How to complete this task: Write only the number of lines in the records beneath that hold "Panjabi".

=-=-=-=-=

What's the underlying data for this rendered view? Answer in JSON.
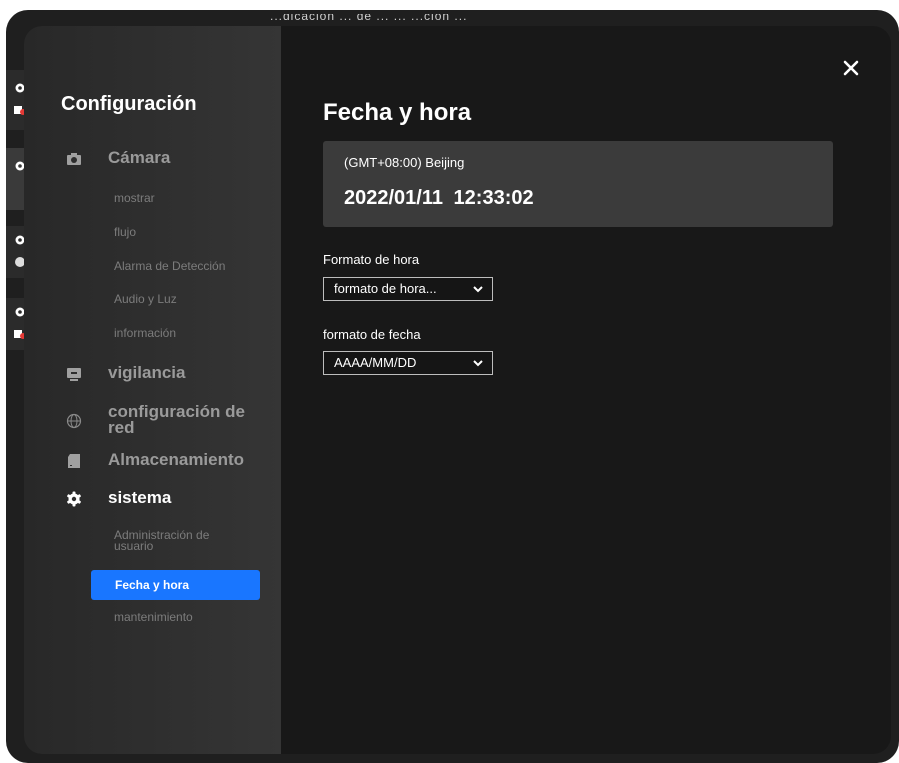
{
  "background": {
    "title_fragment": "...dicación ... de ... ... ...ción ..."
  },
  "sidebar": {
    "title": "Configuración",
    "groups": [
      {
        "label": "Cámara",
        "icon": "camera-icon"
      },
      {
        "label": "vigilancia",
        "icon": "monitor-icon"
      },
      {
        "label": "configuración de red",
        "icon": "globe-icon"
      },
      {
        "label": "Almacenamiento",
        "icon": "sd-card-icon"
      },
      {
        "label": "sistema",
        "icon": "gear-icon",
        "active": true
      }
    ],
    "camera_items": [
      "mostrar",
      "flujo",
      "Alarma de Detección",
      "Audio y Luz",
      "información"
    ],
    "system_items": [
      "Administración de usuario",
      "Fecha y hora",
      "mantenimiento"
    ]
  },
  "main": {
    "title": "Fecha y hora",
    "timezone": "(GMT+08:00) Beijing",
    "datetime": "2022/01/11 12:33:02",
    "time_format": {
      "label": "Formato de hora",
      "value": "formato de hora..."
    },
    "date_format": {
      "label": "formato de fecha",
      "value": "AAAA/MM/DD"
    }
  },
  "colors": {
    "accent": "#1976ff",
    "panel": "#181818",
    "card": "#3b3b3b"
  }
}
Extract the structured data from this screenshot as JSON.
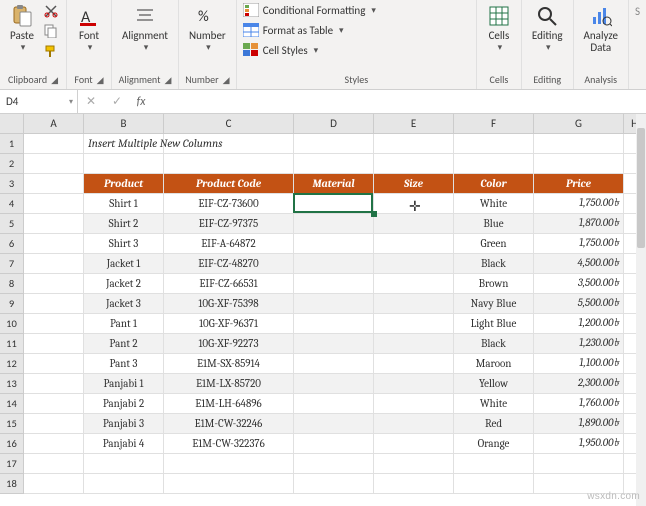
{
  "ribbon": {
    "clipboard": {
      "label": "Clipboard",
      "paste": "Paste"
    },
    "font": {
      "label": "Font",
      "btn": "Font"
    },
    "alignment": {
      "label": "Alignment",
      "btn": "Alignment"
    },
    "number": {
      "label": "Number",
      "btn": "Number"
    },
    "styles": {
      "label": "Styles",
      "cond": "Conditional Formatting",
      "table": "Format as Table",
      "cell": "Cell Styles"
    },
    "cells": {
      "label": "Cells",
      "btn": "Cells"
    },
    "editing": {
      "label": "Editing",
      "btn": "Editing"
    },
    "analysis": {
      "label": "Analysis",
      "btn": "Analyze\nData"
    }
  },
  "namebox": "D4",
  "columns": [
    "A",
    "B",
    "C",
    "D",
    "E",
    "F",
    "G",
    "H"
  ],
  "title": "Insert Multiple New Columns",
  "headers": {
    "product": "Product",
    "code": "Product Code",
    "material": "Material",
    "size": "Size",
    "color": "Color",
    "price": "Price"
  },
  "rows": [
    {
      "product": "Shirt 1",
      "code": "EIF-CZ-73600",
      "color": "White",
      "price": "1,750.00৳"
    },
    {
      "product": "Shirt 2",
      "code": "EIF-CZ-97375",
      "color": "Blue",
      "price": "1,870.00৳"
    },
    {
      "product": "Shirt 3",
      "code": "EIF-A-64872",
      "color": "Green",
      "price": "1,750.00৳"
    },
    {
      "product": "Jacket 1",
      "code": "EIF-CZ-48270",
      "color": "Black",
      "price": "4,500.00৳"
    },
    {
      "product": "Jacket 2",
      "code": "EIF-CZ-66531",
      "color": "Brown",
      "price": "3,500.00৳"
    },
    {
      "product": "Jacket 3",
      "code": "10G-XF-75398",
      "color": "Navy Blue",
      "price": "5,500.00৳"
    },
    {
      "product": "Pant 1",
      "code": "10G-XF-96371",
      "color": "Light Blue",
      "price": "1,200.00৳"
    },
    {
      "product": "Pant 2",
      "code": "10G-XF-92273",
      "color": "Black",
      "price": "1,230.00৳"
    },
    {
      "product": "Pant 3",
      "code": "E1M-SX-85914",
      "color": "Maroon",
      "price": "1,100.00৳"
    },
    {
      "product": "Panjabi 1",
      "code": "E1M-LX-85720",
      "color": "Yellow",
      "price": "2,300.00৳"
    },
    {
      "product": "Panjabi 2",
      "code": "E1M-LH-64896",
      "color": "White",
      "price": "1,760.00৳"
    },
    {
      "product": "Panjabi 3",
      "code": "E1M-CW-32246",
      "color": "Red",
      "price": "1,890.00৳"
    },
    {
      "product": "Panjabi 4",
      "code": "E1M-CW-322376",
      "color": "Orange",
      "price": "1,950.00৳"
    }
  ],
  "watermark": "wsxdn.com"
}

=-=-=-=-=

Result below: 4